Chillicothe Man Pleads Guilty to His Role in $142 Million Fraud Scheme
For Immediate Release
U.S. Attorney's Office, Western District of Missouri
KANSAS CITY, Mo. – A Chillicothe, Missouri, man pleaded guilty in federal court today to his role in a $142 million scheme to sell non-organic grain as though it was organic.
Steven N. Whiteside, 57, pleaded guilty before U.S. Magistrate Judge Jill A. Morris to a federal information that charges him with falsely signing documents related to the fraud scheme. Whiteside pleaded guilty to making or giving a false official certificate or writing, a class A misdemeanor punishable by up to 12 months' imprisonment and a fine up to $100,000.
Randy Constant, also of Chillicothe, the leader of the fraud scheme, was sentenced on Aug. 16, 2019, to 10 years and two months in federal prison without parole in a related case that was prosecuted in the Northern District of Iowa. John Burton of Clarksdale, Missouri, and three farmers from Nebraska, all of whom who supplied Constant with non-organic grain, were also sentenced to federal prison for their roles in a scheme to defraud customers across the United States.
Constant admitted the fraudulent scheme involved at least $142,433,475 in grain sales, and the vast majority of those sales were fraudulent. From 2010 to 2017, Constant misled customers into thinking they were buying certified organic grain when the grain he was selling was not organic. Constant admitted falsely telling customers the grain he sold was grown on his certified organic fields in Nebraska and Missouri when the grain was not organic either because he purchased the grain from other growers, the certified organic fields were sprayed with unauthorized chemicals, or organic grain was mixed with non-organic grain. As part of the plea, Constant also agreed to forfeit $128,190,128 in proceeds from the fraudulent scheme.
Constant’s grain was mostly used as animal feed, primarily for chickens and cattle. That livestock was then sold as organic meat or products from the livestock were sold as organic products. Because of Constant’s fraud, most of the livestock that was fed his grain was not organic, causing thousands of consumers to purchase what they thought was organic meat for a premium price across the country.

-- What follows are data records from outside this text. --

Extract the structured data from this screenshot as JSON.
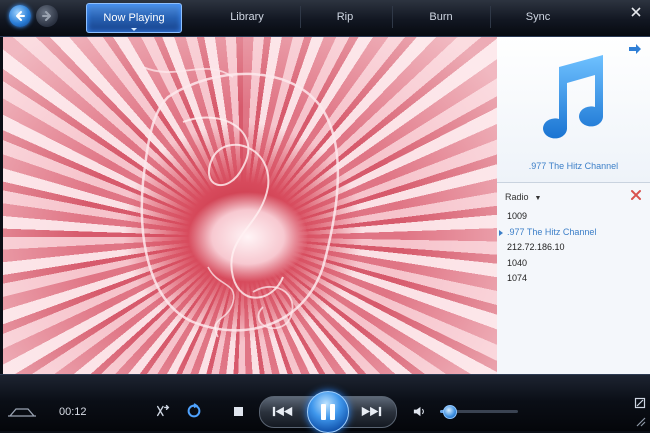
{
  "tabs": [
    {
      "label": "Now Playing",
      "active": true
    },
    {
      "label": "Library",
      "active": false
    },
    {
      "label": "Rip",
      "active": false
    },
    {
      "label": "Burn",
      "active": false
    },
    {
      "label": "Sync",
      "active": false
    }
  ],
  "icons": {
    "back": "back-arrow-icon",
    "forward": "forward-arrow-icon",
    "close": "close-icon",
    "music": "music-note-icon",
    "panel_arrow": "arrow-right-icon",
    "remove": "remove-x-icon",
    "shuffle": "shuffle-icon",
    "repeat": "repeat-icon",
    "stop": "stop-icon",
    "previous": "previous-icon",
    "pause": "pause-icon",
    "next": "next-icon",
    "volume": "volume-icon"
  },
  "now_playing": {
    "station": ".977 The Hitz Channel"
  },
  "playlist": {
    "title": "Radio",
    "items": [
      {
        "label": "1009",
        "current": false
      },
      {
        "label": ".977 The Hitz Channel",
        "current": true
      },
      {
        "label": "212.72.186.10",
        "current": false
      },
      {
        "label": "1040",
        "current": false
      },
      {
        "label": "1074",
        "current": false
      }
    ]
  },
  "controls": {
    "elapsed_time": "00:12",
    "volume_level": 0.12
  },
  "colors": {
    "accent": "#3c7fc8",
    "active_tab": "#2761b3",
    "remove_x": "#d9534f"
  }
}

By pleading guilty today, Whiteside admitted that he signed a document on May 30, 2015, falsely claiming that he owned or farmed certain parcels of land when he actually had no affiliation or control of the property. Whiteside falsely attested in a Land Use History Verification that no chemicals had been used on the property in the preceding three years. The Land Use History Verification is a form used in conjunction with an application to have land certified as organic as part of the U.S. Department of Agriculture’s National Organic Program. In order for grain to be certified as organic, the grain must have been grown through approved methods and without the use of certain substances, including synthetic chemicals, and produced and handled in compliance with the program.
At the same time Whiteside signed the document, it was co-signed by Constant, who was identified on the document as the applicant seeking the certification for the land. In addition to being the identified applicant, Constant also purchased non-organic grain from Whiteside and employed Whiteside as part of Constant’s fish farm operation.
For purposes of calculating loss for sentencing purposes, the government agreed that any calculation should only include amounts related to Whiteside's grain sales to Constant or sales from grain grown on the land identified in the Land Use History Verification. The government agreed the loss calculation for Whiteside should not include other amounts, including amounts attributable to grain Constant purchased from other farmers, which comprised the significant majority of the $140 million loss figure.
More information about the case in the Northern District of Iowa is available at:
This case is being prosecuted by Special Assistant U.S. Attorney Bradley Cooper. It was investigated by the FBI and the U.S. Department of Agriculture – Office of Inspector General.
Updated December 22, 2020